In reviewing my research on the family, I noted that I hadn’t researched those lines in quite some time. The last time I had done any work on it at all was six years ago, when I wrote an article for New England Ancestors magazine about a family tradition.
And even then, it wasn’t extensive.
As I delved into the family, I was reminded of how long it had been since I last worked with the descendants of this family. I was lucky in some respects. My great-grandfather was the eldest son. There was one daughter, Josephine, older than he. There was a twenty-two year spread among the children. The last, Henri (known as Babe), was born in 1909. My grandfather was born only three years later.

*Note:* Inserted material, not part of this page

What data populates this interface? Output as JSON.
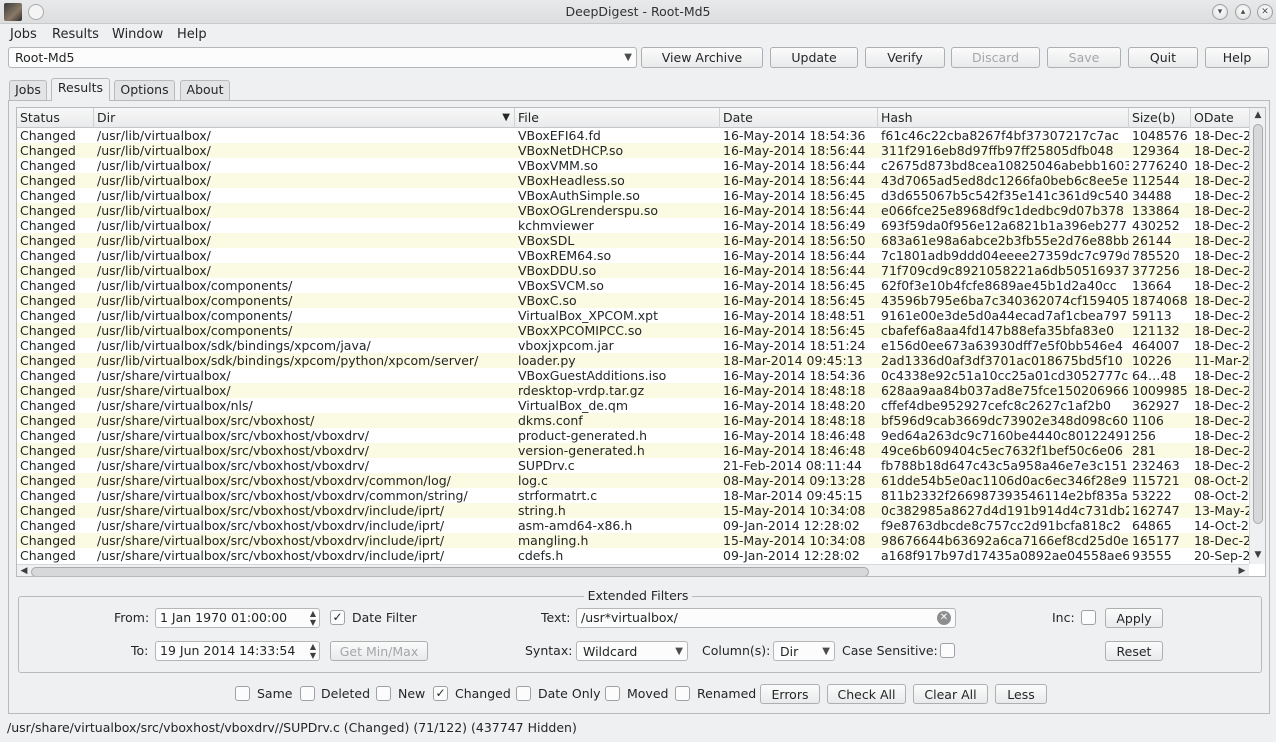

My grandparents owned a bar and social club from the late 1950s to the early 1970s. Because of this, when I was young I actually got to meet a number of my grandfather’s aunts, uncles, and cousins (my great-great-great aunts and uncles and their children).
Through the years, however, the descendants grew apart. The last time I saw many of them was at my grandfather’s funeral a dozen years ago. Without these personal connections, it was difficult to trace the more recent generations.
But now, there are so many more resources available. The last time I looked at the family, the 1940 census was not yet available. With the help of that census, I was able to identify several more of my grandfather’s first cousins. I was also able to determine that two of his aunts were divorced quite early (back in the 1930s, when it was not as socially acceptable).
With access to city directories, public searches, cemetery databases, online newspapers and obituary databases, and more, I was able to quickly identify almost two dozen new descendants, including one who lives only a short distance away from me in Boston.
The important lesson learned is about revisiting research. All too often, we think we are “done” with a line. Or, perhaps, that we have looked at everything available. But in today’s world, new resources are constantly becoming available. So it is important to schedule some time periodically to return to those lines that you thought were “finished” or “impossible to take any further” and review them. You never know what additional treasures you will find when you revisit them.